When I arrived in 1968, fresh from yeshivah, David, who at that stage was the vice president, took me in hand and became my mentor. Giffnock was then the center of Jewish life in Glasgow. It had over 1,000 members and was in the throes of moving from cramped premises in May Terrace to a huge, spanking modern complex at The Glen. But the community was saddled with debts and it was David who stepped up to deal with the restructuring and reorganizing.
The community was divided, as is usually the case. There was a small hard core of very Orthodox Jews led by the larger-than-life, lovable President Baruch Mendelson and his irascible, aggressive brother-in-law Phil Glickman. The Jesner family, four brothers, was the powerhouse of the religious community. A handful of other Orthodox families and professionals ensured that the synagogue had a fully Orthodox character and provided all the necessary services. Being the largest Jewish community nearest to Gateshead, Glasgow was constantly receiving rabbinic emissaries, and it supported yeshivahs and institutions regardless of whether their ideals or versions of Judaism matched.
The vast majority of the community was not Orthodox. They contributed to charities, turned up for weddings and bar mitzvahs, as well as the High Holy Days. But otherwise they worshipped at the Jewish Golf Club, Bonnyton, every Saturday, rather than in the synagogue.
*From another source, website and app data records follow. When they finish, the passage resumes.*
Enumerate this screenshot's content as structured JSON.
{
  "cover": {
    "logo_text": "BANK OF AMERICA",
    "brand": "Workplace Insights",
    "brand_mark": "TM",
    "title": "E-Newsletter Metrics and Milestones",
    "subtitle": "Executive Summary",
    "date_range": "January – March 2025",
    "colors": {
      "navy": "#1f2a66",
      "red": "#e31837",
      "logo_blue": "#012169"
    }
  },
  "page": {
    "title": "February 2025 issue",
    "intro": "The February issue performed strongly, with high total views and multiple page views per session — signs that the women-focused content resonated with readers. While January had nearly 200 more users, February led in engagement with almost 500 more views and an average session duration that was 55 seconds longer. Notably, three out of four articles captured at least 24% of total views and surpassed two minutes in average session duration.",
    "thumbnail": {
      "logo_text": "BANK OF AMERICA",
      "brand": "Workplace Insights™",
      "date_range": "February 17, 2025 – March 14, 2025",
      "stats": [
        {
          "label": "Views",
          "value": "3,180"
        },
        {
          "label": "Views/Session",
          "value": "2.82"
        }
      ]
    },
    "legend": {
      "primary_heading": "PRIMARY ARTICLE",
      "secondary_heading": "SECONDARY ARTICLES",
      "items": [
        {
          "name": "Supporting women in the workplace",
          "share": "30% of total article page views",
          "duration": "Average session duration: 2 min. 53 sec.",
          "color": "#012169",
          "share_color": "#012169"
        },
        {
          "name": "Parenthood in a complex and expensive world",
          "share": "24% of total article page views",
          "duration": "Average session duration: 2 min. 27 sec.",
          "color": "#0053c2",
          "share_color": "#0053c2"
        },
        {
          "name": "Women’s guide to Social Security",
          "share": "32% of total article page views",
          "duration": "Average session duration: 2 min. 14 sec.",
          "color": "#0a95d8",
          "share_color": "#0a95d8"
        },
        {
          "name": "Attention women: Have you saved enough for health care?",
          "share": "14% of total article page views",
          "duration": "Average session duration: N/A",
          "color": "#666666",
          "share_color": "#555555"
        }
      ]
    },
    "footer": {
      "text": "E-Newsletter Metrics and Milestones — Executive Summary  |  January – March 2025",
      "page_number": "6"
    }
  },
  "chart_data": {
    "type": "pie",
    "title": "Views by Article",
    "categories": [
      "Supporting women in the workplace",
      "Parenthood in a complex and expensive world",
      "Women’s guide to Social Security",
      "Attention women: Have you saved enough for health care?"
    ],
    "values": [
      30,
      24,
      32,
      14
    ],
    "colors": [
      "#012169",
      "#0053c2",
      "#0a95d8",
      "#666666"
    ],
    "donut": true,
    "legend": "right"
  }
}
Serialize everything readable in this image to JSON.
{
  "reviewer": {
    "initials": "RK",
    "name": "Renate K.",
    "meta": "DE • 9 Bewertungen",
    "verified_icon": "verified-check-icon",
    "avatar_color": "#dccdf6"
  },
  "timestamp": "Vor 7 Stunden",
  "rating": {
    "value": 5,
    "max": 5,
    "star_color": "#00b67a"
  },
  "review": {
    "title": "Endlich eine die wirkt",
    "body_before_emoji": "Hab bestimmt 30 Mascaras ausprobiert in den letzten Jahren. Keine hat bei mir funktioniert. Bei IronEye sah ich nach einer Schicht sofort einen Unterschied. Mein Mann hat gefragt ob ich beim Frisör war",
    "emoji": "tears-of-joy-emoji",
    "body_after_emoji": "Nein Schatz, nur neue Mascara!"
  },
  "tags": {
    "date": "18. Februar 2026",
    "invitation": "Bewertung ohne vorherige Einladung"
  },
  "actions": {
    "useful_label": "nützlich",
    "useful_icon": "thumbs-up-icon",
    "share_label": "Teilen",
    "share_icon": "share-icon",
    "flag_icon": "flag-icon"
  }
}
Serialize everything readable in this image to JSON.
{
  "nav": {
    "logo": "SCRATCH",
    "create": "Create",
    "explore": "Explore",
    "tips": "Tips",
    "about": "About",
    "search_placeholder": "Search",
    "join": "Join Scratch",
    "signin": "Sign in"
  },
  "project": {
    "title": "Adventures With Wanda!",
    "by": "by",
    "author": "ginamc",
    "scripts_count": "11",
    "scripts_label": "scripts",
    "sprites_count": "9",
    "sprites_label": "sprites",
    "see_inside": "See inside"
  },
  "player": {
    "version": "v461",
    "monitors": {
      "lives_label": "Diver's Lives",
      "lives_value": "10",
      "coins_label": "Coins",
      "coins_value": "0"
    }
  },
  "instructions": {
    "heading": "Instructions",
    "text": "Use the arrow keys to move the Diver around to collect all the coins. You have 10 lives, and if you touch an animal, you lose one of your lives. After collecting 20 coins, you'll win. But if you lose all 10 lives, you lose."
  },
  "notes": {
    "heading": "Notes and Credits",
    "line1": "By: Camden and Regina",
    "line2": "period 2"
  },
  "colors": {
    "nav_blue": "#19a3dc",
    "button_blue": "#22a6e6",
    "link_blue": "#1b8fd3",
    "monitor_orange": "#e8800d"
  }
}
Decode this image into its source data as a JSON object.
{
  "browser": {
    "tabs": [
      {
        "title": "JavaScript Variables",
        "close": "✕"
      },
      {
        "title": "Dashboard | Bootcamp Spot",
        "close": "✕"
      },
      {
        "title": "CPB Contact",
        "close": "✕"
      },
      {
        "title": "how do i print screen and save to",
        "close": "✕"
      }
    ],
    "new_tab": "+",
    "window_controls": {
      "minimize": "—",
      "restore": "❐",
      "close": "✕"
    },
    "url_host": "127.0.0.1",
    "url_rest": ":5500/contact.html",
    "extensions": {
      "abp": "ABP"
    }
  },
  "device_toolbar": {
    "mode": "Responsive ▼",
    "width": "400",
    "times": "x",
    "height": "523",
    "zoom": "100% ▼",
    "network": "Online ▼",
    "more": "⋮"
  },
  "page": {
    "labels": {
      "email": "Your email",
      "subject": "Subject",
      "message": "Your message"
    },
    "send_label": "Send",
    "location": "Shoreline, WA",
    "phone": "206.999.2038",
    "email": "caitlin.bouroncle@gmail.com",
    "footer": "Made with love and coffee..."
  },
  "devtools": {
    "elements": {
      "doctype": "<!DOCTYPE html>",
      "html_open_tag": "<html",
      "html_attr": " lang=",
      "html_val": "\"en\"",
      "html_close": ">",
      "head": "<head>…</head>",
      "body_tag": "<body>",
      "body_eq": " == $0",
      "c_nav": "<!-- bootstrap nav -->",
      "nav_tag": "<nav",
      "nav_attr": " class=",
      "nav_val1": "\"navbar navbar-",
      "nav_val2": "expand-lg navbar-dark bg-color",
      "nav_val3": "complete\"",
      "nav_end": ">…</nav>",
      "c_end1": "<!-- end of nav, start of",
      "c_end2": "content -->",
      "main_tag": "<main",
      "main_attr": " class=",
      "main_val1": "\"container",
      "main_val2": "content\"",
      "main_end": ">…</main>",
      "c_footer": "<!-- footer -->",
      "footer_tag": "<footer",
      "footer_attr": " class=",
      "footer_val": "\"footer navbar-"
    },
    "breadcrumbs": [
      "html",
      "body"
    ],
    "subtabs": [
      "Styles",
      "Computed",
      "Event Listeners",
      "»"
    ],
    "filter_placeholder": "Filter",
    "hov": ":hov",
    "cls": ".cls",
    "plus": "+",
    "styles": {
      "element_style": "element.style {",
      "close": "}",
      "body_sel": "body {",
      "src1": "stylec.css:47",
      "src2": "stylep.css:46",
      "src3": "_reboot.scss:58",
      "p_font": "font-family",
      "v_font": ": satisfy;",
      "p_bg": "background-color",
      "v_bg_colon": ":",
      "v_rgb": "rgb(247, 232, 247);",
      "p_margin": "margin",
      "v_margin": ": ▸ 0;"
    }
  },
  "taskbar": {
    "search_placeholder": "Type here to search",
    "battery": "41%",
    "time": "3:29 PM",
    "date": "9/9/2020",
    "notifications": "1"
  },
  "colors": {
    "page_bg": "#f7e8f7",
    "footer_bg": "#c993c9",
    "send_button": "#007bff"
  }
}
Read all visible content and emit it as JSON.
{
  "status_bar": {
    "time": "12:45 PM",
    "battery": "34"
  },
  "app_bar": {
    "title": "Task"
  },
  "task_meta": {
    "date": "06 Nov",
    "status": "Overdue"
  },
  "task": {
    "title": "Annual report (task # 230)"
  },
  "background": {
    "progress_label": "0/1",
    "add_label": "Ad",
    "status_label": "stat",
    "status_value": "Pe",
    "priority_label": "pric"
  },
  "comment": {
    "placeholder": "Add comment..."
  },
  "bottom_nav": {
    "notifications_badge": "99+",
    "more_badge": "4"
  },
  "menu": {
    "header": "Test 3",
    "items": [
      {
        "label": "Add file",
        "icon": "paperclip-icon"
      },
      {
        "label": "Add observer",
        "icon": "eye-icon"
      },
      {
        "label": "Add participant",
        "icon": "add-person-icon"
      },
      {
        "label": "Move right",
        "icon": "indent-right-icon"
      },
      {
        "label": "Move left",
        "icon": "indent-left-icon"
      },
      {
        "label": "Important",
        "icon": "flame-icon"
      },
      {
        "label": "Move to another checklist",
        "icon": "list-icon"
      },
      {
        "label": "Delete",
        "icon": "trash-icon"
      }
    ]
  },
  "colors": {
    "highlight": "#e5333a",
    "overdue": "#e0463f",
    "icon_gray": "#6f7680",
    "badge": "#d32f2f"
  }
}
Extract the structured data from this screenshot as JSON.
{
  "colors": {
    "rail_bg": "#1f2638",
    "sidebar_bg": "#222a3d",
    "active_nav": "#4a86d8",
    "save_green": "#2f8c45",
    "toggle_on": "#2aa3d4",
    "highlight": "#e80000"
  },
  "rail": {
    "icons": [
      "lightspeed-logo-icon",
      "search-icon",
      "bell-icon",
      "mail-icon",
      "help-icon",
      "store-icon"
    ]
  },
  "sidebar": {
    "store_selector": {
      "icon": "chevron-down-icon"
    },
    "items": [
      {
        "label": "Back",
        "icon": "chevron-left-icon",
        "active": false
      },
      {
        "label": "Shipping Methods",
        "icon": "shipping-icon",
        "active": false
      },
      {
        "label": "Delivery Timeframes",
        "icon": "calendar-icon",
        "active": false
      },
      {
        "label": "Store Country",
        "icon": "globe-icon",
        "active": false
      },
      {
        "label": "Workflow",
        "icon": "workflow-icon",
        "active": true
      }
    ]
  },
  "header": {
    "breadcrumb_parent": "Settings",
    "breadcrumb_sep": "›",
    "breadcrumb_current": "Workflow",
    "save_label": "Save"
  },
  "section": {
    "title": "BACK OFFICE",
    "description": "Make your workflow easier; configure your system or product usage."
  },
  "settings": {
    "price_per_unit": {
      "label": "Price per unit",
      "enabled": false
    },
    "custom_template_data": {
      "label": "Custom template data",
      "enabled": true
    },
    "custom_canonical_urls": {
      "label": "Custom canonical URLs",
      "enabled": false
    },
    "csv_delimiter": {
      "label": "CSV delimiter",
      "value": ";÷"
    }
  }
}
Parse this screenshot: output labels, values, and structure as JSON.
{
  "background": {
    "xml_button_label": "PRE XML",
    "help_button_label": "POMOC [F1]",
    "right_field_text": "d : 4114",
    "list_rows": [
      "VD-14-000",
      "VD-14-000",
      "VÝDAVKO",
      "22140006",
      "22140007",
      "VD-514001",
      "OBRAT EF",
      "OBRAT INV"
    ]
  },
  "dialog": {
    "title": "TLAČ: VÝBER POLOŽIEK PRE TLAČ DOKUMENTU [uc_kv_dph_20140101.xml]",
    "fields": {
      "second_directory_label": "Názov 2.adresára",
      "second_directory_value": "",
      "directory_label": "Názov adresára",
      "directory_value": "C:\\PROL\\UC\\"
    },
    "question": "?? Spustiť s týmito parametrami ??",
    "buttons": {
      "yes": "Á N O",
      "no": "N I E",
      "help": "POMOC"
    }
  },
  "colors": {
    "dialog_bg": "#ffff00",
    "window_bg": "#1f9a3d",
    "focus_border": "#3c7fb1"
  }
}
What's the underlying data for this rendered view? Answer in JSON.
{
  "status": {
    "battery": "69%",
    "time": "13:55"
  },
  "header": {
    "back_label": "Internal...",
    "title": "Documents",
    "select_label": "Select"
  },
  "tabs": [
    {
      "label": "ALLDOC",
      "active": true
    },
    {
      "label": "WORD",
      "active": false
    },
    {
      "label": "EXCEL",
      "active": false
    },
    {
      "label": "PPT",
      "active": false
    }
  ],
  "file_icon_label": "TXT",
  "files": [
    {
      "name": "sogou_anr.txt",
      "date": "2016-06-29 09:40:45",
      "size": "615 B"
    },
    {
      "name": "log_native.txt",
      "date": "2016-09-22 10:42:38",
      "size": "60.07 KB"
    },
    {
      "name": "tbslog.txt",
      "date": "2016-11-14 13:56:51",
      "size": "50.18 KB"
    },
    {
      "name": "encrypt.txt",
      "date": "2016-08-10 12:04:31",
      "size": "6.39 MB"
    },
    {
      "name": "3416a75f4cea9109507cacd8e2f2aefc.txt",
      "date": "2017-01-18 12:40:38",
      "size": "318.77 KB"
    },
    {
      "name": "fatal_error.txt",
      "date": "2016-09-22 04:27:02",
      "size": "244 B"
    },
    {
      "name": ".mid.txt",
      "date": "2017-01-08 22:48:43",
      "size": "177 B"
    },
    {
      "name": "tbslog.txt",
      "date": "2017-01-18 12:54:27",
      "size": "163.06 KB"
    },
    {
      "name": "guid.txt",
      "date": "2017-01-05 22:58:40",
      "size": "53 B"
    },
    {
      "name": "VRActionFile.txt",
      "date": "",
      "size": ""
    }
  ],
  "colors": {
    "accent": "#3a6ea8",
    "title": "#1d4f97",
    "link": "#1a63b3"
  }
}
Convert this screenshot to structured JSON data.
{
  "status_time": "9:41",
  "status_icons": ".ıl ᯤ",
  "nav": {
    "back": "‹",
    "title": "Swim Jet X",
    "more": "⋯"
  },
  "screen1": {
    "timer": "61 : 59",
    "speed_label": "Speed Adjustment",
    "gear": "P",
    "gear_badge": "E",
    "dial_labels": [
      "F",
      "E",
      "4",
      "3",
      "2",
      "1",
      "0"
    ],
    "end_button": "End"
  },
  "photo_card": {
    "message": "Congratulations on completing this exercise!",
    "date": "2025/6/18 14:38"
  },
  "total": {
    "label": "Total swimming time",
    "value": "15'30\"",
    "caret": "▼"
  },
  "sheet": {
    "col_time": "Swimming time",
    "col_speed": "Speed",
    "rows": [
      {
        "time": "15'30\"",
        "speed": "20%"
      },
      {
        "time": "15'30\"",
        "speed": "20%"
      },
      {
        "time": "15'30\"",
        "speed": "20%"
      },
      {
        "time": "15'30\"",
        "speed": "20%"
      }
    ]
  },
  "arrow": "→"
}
It was my job as a young rabbi to meet the needs of both sides of the community, though I did believe that the less religious needed me far more than the pious ones. So I got a lot of flak for being too modern for the God Squad and too Orthodox for the rest. It was David who mediated, smoothed the way, and covered my back all the time. He encouraged me to go to places that other rabbis shied away from. He warned me against getting involved in communal or rabbinical politics and rivalries. At the same time, he supported my bringing Lubavitch to Glasgow to temper the Lithuanian coolness with some Chasidic warmth, and my recruiting other talented young professionals to bolster the educational institutions.
I admired his suave, gentle, elegant manner, as well as his strength and his wisdom. I fell in love with his family. He was the sort of Jew that is fast disappearing. He would turn up religiously at the synagogue on Saturday mornings but then go off to Murrayfield to watch his beloved rugby. He was a committed Jew who devoted himself to seeing that Jewish Glasgow thrived. He was a proud Scotsman who loved the distinctive culture that differentiated Scotland from England. He was a man who enjoyed life, who respected tradition, and above all was a good, caring human being. So what if there inconsistencies? We are all inconsistent in our different ways.
There were other warm, hospitable, and good people like him in Glasgow. That’s why I loved the community and spent some of the most rewarding and enjoyable years of my life there. Its Jewish population has shrunk over the years from 15,000 in my day to some 4,000 today, mainly through emigration. Its decline and the changing face of Jewry in general have made the Glasgow Jewry that I recall a mythical Shangri-La that looks like passing into oblivion, together with the giants that I recall with love and gratitude–mythical heroes of a prehistoric age. It was men like David Granet who kept Judaism alive, far more than many transient rabbis I have known. May his memory be a blessing.